§ **Exercise**:
Print the records exactly as given.

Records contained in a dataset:
* * *

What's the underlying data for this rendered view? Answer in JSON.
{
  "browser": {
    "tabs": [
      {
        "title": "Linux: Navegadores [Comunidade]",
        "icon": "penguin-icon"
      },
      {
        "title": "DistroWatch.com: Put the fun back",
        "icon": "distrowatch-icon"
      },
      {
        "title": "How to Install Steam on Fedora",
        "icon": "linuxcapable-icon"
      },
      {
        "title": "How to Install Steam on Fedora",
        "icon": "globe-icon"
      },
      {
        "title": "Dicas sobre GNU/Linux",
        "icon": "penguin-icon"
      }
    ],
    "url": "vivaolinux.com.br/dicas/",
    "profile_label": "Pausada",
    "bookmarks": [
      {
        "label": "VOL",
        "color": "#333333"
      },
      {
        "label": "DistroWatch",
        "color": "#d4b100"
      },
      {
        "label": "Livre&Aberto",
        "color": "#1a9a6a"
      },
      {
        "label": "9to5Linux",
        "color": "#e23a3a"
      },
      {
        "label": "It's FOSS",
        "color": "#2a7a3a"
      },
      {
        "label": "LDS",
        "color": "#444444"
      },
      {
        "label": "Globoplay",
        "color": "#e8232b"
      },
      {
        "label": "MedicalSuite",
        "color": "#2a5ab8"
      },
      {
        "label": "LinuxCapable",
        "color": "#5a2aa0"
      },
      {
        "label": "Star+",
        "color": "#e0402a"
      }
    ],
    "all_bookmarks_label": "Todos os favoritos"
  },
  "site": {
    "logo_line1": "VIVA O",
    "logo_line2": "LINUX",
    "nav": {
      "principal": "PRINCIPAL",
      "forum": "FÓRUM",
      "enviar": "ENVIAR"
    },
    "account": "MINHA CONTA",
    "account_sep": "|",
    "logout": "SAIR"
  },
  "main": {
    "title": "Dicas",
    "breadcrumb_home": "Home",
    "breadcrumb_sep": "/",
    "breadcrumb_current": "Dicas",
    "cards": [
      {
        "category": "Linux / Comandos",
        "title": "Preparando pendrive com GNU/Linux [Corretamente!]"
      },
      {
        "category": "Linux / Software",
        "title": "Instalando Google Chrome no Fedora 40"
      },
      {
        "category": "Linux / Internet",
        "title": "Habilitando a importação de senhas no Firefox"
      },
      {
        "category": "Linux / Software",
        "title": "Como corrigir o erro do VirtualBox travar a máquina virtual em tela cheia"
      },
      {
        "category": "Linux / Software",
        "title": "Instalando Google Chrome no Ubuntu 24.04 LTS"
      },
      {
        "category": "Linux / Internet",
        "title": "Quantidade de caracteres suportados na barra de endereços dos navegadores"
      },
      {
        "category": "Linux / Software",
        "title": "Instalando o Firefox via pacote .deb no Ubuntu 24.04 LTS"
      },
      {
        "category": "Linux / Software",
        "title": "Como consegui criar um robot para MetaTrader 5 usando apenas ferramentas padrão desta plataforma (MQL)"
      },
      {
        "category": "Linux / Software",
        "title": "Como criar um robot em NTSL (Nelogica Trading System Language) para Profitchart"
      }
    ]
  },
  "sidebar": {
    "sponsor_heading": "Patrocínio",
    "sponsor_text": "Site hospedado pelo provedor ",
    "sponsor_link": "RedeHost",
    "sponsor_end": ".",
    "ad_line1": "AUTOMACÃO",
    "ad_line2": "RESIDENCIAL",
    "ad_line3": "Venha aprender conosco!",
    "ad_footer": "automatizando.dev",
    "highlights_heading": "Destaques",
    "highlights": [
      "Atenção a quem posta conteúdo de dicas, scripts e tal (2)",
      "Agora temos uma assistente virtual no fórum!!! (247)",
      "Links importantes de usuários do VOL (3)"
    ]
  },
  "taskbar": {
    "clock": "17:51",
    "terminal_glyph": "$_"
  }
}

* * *

§ **Final answer**:
What's the underlying data for this rendered view? Answer in JSON.
{
  "browser": {
    "tabs": [
      {
        "title": "Linux: Navegadores [Comunidade]",
        "icon": "penguin-icon"
      },
      {
        "title": "DistroWatch.com: Put the fun back",
        "icon": "distrowatch-icon"
      },
      {
        "title": "How to Install Steam on Fedora",
        "icon": "linuxcapable-icon"
      },
      {
        "title": "How to Install Steam on Fedora",
        "icon": "globe-icon"
      },
      {
        "title": "Dicas sobre GNU/Linux",
        "icon": "penguin-icon"
      }
    ],
    "url": "vivaolinux.com.br/dicas/",
    "profile_label": "Pausada",
    "bookmarks": [
      {
        "label": "VOL",
        "color": "#333333"
      },
      {
        "label": "DistroWatch",
        "color": "#d4b100"
      },
      {
        "label": "Livre&Aberto",
        "color": "#1a9a6a"
      },
      {
        "label": "9to5Linux",
        "color": "#e23a3a"
      },
      {
        "label": "It's FOSS",
        "color": "#2a7a3a"
      },
      {
        "label": "LDS",
        "color": "#444444"
      },
      {
        "label": "Globoplay",
        "color": "#e8232b"
      },
      {
        "label": "MedicalSuite",
        "color": "#2a5ab8"
      },
      {
        "label": "LinuxCapable",
        "color": "#5a2aa0"
      },
      {
        "label": "Star+",
        "color": "#e0402a"
      }
    ],
    "all_bookmarks_label": "Todos os favoritos"
  },
  "site": {
    "logo_line1": "VIVA O",
    "logo_line2": "LINUX",
    "nav": {
      "principal": "PRINCIPAL",
      "forum": "FÓRUM",
      "enviar": "ENVIAR"
    },
    "account": "MINHA CONTA",
    "account_sep": "|",
    "logout": "SAIR"
  },
  "main": {
    "title": "Dicas",
    "breadcrumb_home": "Home",
    "breadcrumb_sep": "/",
    "breadcrumb_current": "Dicas",
    "cards": [
      {
        "category": "Linux / Comandos",
        "title": "Preparando pendrive com GNU/Linux [Corretamente!]"
      },
      {
        "category": "Linux / Software",
        "title": "Instalando Google Chrome no Fedora 40"
      },
      {
        "category": "Linux / Internet",
        "title": "Habilitando a importação de senhas no Firefox"
      },
      {
        "category": "Linux / Software",
        "title": "Como corrigir o erro do VirtualBox travar a máquina virtual em tela cheia"
      },
      {
        "category": "Linux / Software",
        "title": "Instalando Google Chrome no Ubuntu 24.04 LTS"
      },
      {
        "category": "Linux / Internet",
        "title": "Quantidade de caracteres suportados na barra de endereços dos navegadores"
      },
      {
        "category": "Linux / Software",
        "title": "Instalando o Firefox via pacote .deb no Ubuntu 24.04 LTS"
      },
      {
        "category": "Linux / Software",
        "title": "Como consegui criar um robot para MetaTrader 5 usando apenas ferramentas padrão desta plataforma (MQL)"
      },
      {
        "category": "Linux / Software",
        "title": "Como criar um robot em NTSL (Nelogica Trading System Language) para Profitchart"
      }
    ]
  },
  "sidebar": {
    "sponsor_heading": "Patrocínio",
    "sponsor_text": "Site hospedado pelo provedor ",
    "sponsor_link": "RedeHost",
    "sponsor_end": ".",
    "ad_line1": "AUTOMACÃO",
    "ad_line2": "RESIDENCIAL",
    "ad_line3": "Venha aprender conosco!",
    "ad_footer": "automatizando.dev",
    "highlights_heading": "Destaques",
    "highlights": [
      "Atenção a quem posta conteúdo de dicas, scripts e tal (2)",
      "Agora temos uma assistente virtual no fórum!!! (247)",
      "Links importantes de usuários do VOL (3)"
    ]
  },
  "taskbar": {
    "clock": "17:51",
    "terminal_glyph": "$_"
  }
}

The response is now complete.